It was a trifecta of inspiration for all social entrepreneurs this evening. The founders from three bay area start-ups gathered in HUB’s first bay area home in front of a sold-out crowd to talk about their origins, give the audience – and each other – advice and insights on the “secret sauce” for creating impact.
Set up as a “201” panel discussion, the moderator asked the audience and participants to be honest, avoid soliloquys and “pitches” and stick to the business of user-worthy advice. Matt Flannery, co-founder of Kiva.org, Steve Newcomb, co-founder of Virgance (new owners of this blog), and Ben Rattray founder of Change.org then answered questions designed to help fledgling business idealists through the realities of what it takes to rally social change.
While each shared very different approaches, what became most clear as each shared meaningful moments and epiphanies from their recent ventures, is that there is no “right” model. Rather many innovative approaches will be necessary to “fix what we’ve spent the last tens of years tearing down”, said Newcomb. There was a central theme of intense productivity and passion that threaded their discussions and it was ironic that 10 years after the spectacular emergence of the .com era, that here were the next generation of entrepreneurs using social networking as a prime driver for each of their business platforms.
But since revenue generation is not the ultimate goal, the “business models” discussed were different. Rattray preached the virtues of the carrot and the stick approach. “Brands are remarkably exposed. All you own is your brand”, he said. In the negotiation over what is right in a public outcry, brand can be an activists’ savior in the face of less-than-altruistic behavior. With an ultimate message of democratizing power, Rattray conveyed that Change.org‘s goal is to create universal access for the purpose of mass coordination, taking away the barrior of cost and enabling individuals to lead and participate in a framework for change.
Flannery’s approach is still considered a bit unconventional he admitted, but with over $80 million in loans distributed to individuals working themselves out of poverty around the world, something’s working. And his advice to change business start-ups, “lots of sticky touchpoints” to engage and bring back your audience time and time again.

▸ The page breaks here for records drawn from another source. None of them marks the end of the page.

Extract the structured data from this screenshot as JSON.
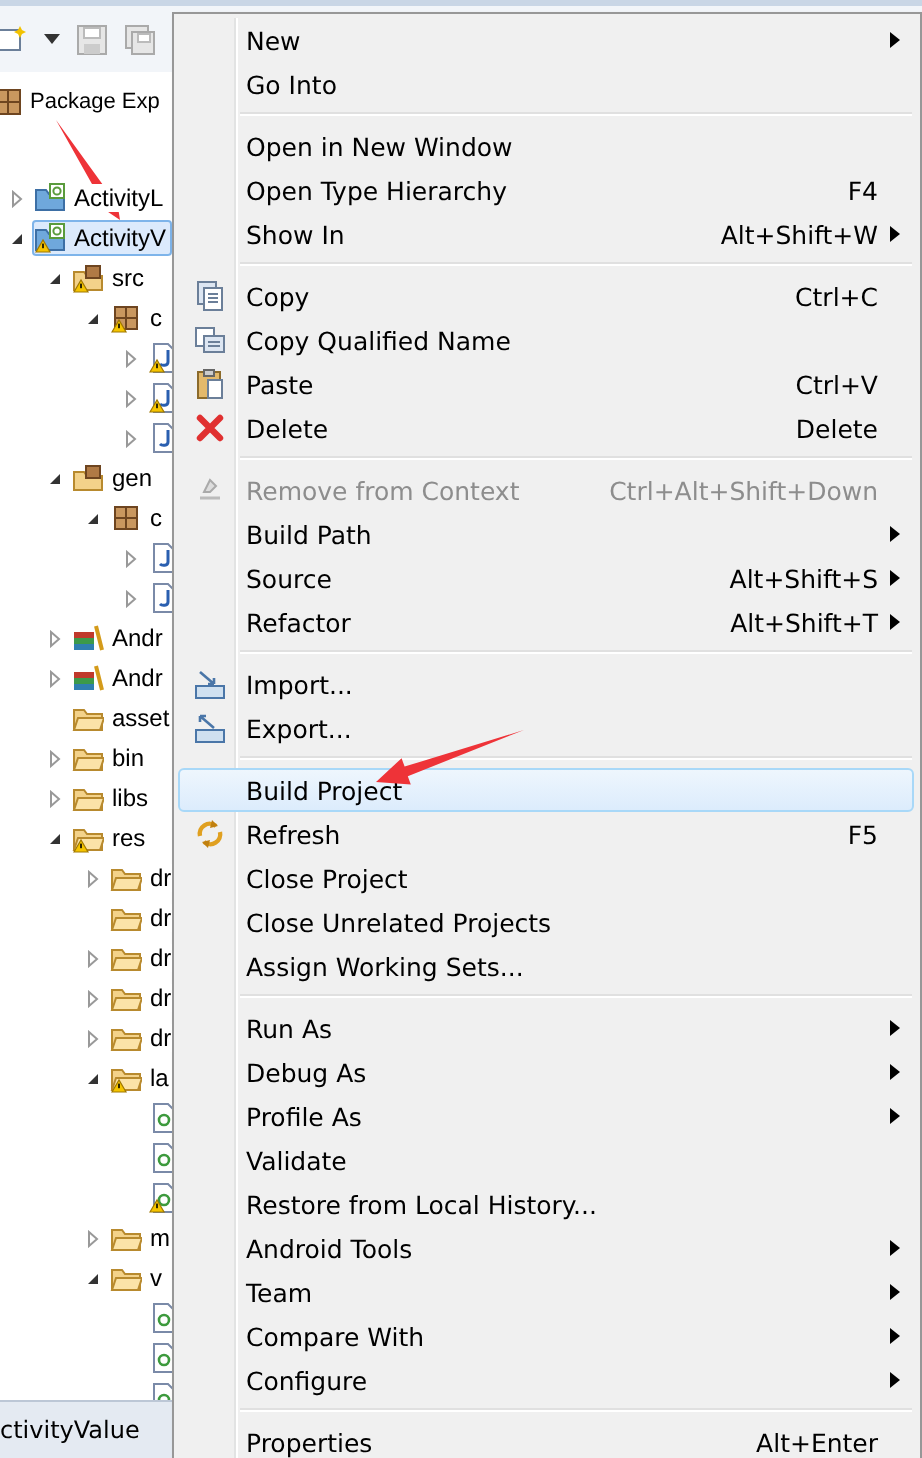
{
  "view": {
    "title": "Package Exp"
  },
  "tree": [
    {
      "label": "ActivityL",
      "kind": "project",
      "expanded": false,
      "warning": false,
      "selected": false
    },
    {
      "label": "ActivityV",
      "kind": "project",
      "expanded": true,
      "warning": true,
      "selected": true,
      "children": [
        {
          "label": "src",
          "kind": "source",
          "expanded": true,
          "warning": true,
          "selected": false,
          "children": [
            {
              "label": "c",
              "kind": "package",
              "expanded": true,
              "warning": true,
              "selected": false,
              "children": [
                {
                  "kind": "java",
                  "expanded": false,
                  "warning": true,
                  "selected": false
                },
                {
                  "kind": "java",
                  "expanded": false,
                  "warning": true,
                  "selected": false
                },
                {
                  "kind": "java",
                  "expanded": false,
                  "warning": false,
                  "selected": false
                }
              ]
            }
          ]
        },
        {
          "label": "gen",
          "kind": "source",
          "expanded": true,
          "warning": false,
          "selected": false,
          "children": [
            {
              "label": "c",
              "kind": "package",
              "expanded": true,
              "warning": false,
              "selected": false,
              "children": [
                {
                  "kind": "java",
                  "expanded": false,
                  "warning": false,
                  "selected": false
                },
                {
                  "kind": "java",
                  "expanded": false,
                  "warning": false,
                  "selected": false
                }
              ]
            }
          ]
        },
        {
          "label": "Andr",
          "kind": "library",
          "expanded": false,
          "warning": false,
          "selected": false
        },
        {
          "label": "Andr",
          "kind": "library",
          "expanded": false,
          "warning": false,
          "selected": false
        },
        {
          "label": "asset",
          "kind": "folder",
          "warning": false,
          "selected": false
        },
        {
          "label": "bin",
          "kind": "folder",
          "expanded": false,
          "warning": false,
          "selected": false
        },
        {
          "label": "libs",
          "kind": "folder",
          "expanded": false,
          "warning": false,
          "selected": false
        },
        {
          "label": "res",
          "kind": "folder",
          "expanded": true,
          "warning": true,
          "selected": false,
          "children": [
            {
              "label": "dr",
              "kind": "folder",
              "expanded": false,
              "warning": false,
              "selected": false
            },
            {
              "label": "dr",
              "kind": "folder",
              "warning": false,
              "selected": false
            },
            {
              "label": "dr",
              "kind": "folder",
              "expanded": false,
              "warning": false,
              "selected": false
            },
            {
              "label": "dr",
              "kind": "folder",
              "expanded": false,
              "warning": false,
              "selected": false
            },
            {
              "label": "dr",
              "kind": "folder",
              "expanded": false,
              "warning": false,
              "selected": false
            },
            {
              "label": "la",
              "kind": "folder",
              "expanded": true,
              "warning": true,
              "selected": false,
              "children": [
                {
                  "kind": "xml",
                  "warning": false,
                  "selected": false
                },
                {
                  "kind": "xml",
                  "warning": false,
                  "selected": false
                },
                {
                  "kind": "xml",
                  "warning": true,
                  "selected": false
                }
              ]
            },
            {
              "label": "m",
              "kind": "folder",
              "expanded": false,
              "warning": false,
              "selected": false
            },
            {
              "label": "v",
              "kind": "folder",
              "expanded": true,
              "warning": false,
              "selected": false,
              "children": [
                {
                  "kind": "xml",
                  "warning": false,
                  "selected": false
                },
                {
                  "kind": "xml",
                  "warning": false,
                  "selected": false
                },
                {
                  "kind": "xml",
                  "warning": false,
                  "selected": false
                }
              ]
            }
          ]
        }
      ]
    }
  ],
  "context_menu": {
    "groups": [
      [
        {
          "label": "New",
          "submenu": true,
          "disabled": false,
          "selected": false
        },
        {
          "label": "Go Into",
          "submenu": false,
          "disabled": false,
          "selected": false
        }
      ],
      [
        {
          "label": "Open in New Window",
          "submenu": false,
          "disabled": false,
          "selected": false
        },
        {
          "label": "Open Type Hierarchy",
          "shortcut": "F4",
          "submenu": false,
          "disabled": false,
          "selected": false
        },
        {
          "label": "Show In",
          "shortcut": "Alt+Shift+W",
          "submenu": true,
          "disabled": false,
          "selected": false
        }
      ],
      [
        {
          "label": "Copy",
          "shortcut": "Ctrl+C",
          "submenu": false,
          "disabled": false,
          "selected": false
        },
        {
          "label": "Copy Qualified Name",
          "submenu": false,
          "disabled": false,
          "selected": false
        },
        {
          "label": "Paste",
          "shortcut": "Ctrl+V",
          "submenu": false,
          "disabled": false,
          "selected": false
        },
        {
          "label": "Delete",
          "shortcut": "Delete",
          "submenu": false,
          "disabled": false,
          "selected": false
        }
      ],
      [
        {
          "label": "Remove from Context",
          "shortcut": "Ctrl+Alt+Shift+Down",
          "submenu": false,
          "disabled": true,
          "selected": false
        },
        {
          "label": "Build Path",
          "submenu": true,
          "disabled": false,
          "selected": false
        },
        {
          "label": "Source",
          "shortcut": "Alt+Shift+S",
          "submenu": true,
          "disabled": false,
          "selected": false
        },
        {
          "label": "Refactor",
          "shortcut": "Alt+Shift+T",
          "submenu": true,
          "disabled": false,
          "selected": false
        }
      ],
      [
        {
          "label": "Import...",
          "submenu": false,
          "disabled": false,
          "selected": false
        },
        {
          "label": "Export...",
          "submenu": false,
          "disabled": false,
          "selected": false
        }
      ],
      [
        {
          "label": "Build Project",
          "submenu": false,
          "disabled": false,
          "selected": true
        },
        {
          "label": "Refresh",
          "shortcut": "F5",
          "submenu": false,
          "disabled": false,
          "selected": false
        },
        {
          "label": "Close Project",
          "submenu": false,
          "disabled": false,
          "selected": false
        },
        {
          "label": "Close Unrelated Projects",
          "submenu": false,
          "disabled": false,
          "selected": false
        },
        {
          "label": "Assign Working Sets...",
          "submenu": false,
          "disabled": false,
          "selected": false
        }
      ],
      [
        {
          "label": "Run As",
          "submenu": true,
          "disabled": false,
          "selected": false
        },
        {
          "label": "Debug As",
          "submenu": true,
          "disabled": false,
          "selected": false
        },
        {
          "label": "Profile As",
          "submenu": true,
          "disabled": false,
          "selected": false
        },
        {
          "label": "Validate",
          "submenu": false,
          "disabled": false,
          "selected": false
        },
        {
          "label": "Restore from Local History...",
          "submenu": false,
          "disabled": false,
          "selected": false
        },
        {
          "label": "Android Tools",
          "submenu": true,
          "disabled": false,
          "selected": false
        },
        {
          "label": "Team",
          "submenu": true,
          "disabled": false,
          "selected": false
        },
        {
          "label": "Compare With",
          "submenu": true,
          "disabled": false,
          "selected": false
        },
        {
          "label": "Configure",
          "submenu": true,
          "disabled": false,
          "selected": false
        }
      ],
      [
        {
          "label": "Properties",
          "shortcut": "Alt+Enter",
          "submenu": false,
          "disabled": false,
          "selected": false
        }
      ]
    ]
  },
  "status_bar": {
    "text": "ctivityValue"
  }
}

But Newcomb’s message was perhaps the most universally useful. Newcomb talked about his revelation a number of years ago that the world needed an Apollo project. But not just one. He spoke of the need to bring capitalists and activists together to create many Apollo projects. Virgance is one Apollo project creating many more.

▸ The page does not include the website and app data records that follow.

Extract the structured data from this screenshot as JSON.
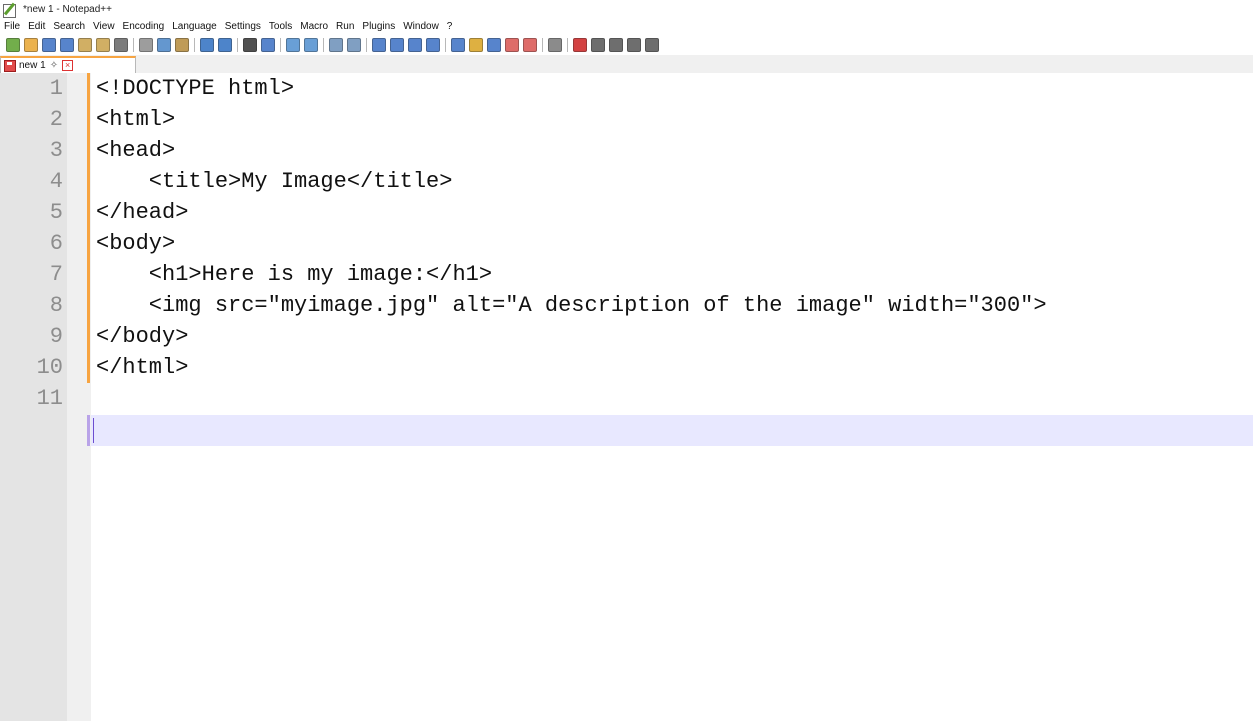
{
  "window": {
    "title": "*new 1 - Notepad++"
  },
  "menu": [
    "File",
    "Edit",
    "Search",
    "View",
    "Encoding",
    "Language",
    "Settings",
    "Tools",
    "Macro",
    "Run",
    "Plugins",
    "Window",
    "?"
  ],
  "toolbar_icons": [
    {
      "name": "new-file-icon",
      "color": "#5aa02c"
    },
    {
      "name": "open-file-icon",
      "color": "#e8a530"
    },
    {
      "name": "save-icon",
      "color": "#3a6fc4"
    },
    {
      "name": "save-all-icon",
      "color": "#3a6fc4"
    },
    {
      "name": "close-icon",
      "color": "#c9a24a"
    },
    {
      "name": "close-all-icon",
      "color": "#c9a24a"
    },
    {
      "name": "print-icon",
      "color": "#666666"
    },
    "sep",
    {
      "name": "cut-icon",
      "color": "#8c8c8c"
    },
    {
      "name": "copy-icon",
      "color": "#4a86c7"
    },
    {
      "name": "paste-icon",
      "color": "#b48a3a"
    },
    "sep",
    {
      "name": "undo-icon",
      "color": "#2f6fc1"
    },
    {
      "name": "redo-icon",
      "color": "#2f6fc1"
    },
    "sep",
    {
      "name": "find-icon",
      "color": "#333333"
    },
    {
      "name": "replace-icon",
      "color": "#3a6fc4"
    },
    "sep",
    {
      "name": "zoom-in-icon",
      "color": "#4f8fcf"
    },
    {
      "name": "zoom-out-icon",
      "color": "#4f8fcf"
    },
    "sep",
    {
      "name": "sync-vertical-icon",
      "color": "#6b8fb8"
    },
    {
      "name": "sync-horizontal-icon",
      "color": "#6b8fb8"
    },
    "sep",
    {
      "name": "word-wrap-icon",
      "color": "#3a6fc4"
    },
    {
      "name": "show-all-chars-icon",
      "color": "#3a6fc4"
    },
    {
      "name": "indent-guide-icon",
      "color": "#3a6fc4"
    },
    {
      "name": "doc-map-icon",
      "color": "#3a6fc4"
    },
    "sep",
    {
      "name": "udl-icon",
      "color": "#3a6fc4"
    },
    {
      "name": "doc-list-icon",
      "color": "#d9a321"
    },
    {
      "name": "function-list-icon",
      "color": "#3a6fc4"
    },
    {
      "name": "folder-workspace-icon",
      "color": "#d9534f"
    },
    {
      "name": "monitoring-icon",
      "color": "#d9534f"
    },
    "sep",
    {
      "name": "macro-record-icon",
      "color": "#777777"
    },
    "sep",
    {
      "name": "macro-start-icon",
      "color": "#cc2222"
    },
    {
      "name": "macro-stop-icon",
      "color": "#555555"
    },
    {
      "name": "macro-play-icon",
      "color": "#555555"
    },
    {
      "name": "macro-run-multiple-icon",
      "color": "#555555"
    },
    {
      "name": "macro-save-icon",
      "color": "#555555"
    }
  ],
  "tab": {
    "label": "new 1",
    "pin": "✧",
    "close": "×"
  },
  "lines": [
    "1",
    "2",
    "3",
    "4",
    "5",
    "6",
    "7",
    "8",
    "9",
    "10",
    "11"
  ],
  "code": [
    "<!DOCTYPE html>",
    "<html>",
    "<head>",
    "    <title>My Image</title>",
    "</head>",
    "<body>",
    "    <h1>Here is my image:</h1>",
    "    <img src=\"myimage.jpg\" alt=\"A description of the image\" width=\"300\">",
    "</body>",
    "</html>",
    ""
  ]
}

And with the arrival of HUB to the bay area, perhaps many many more Apollo projects were born this evening and we’ll be that much closer to change in the next evolutionary cycle of this region’s rich innovative history.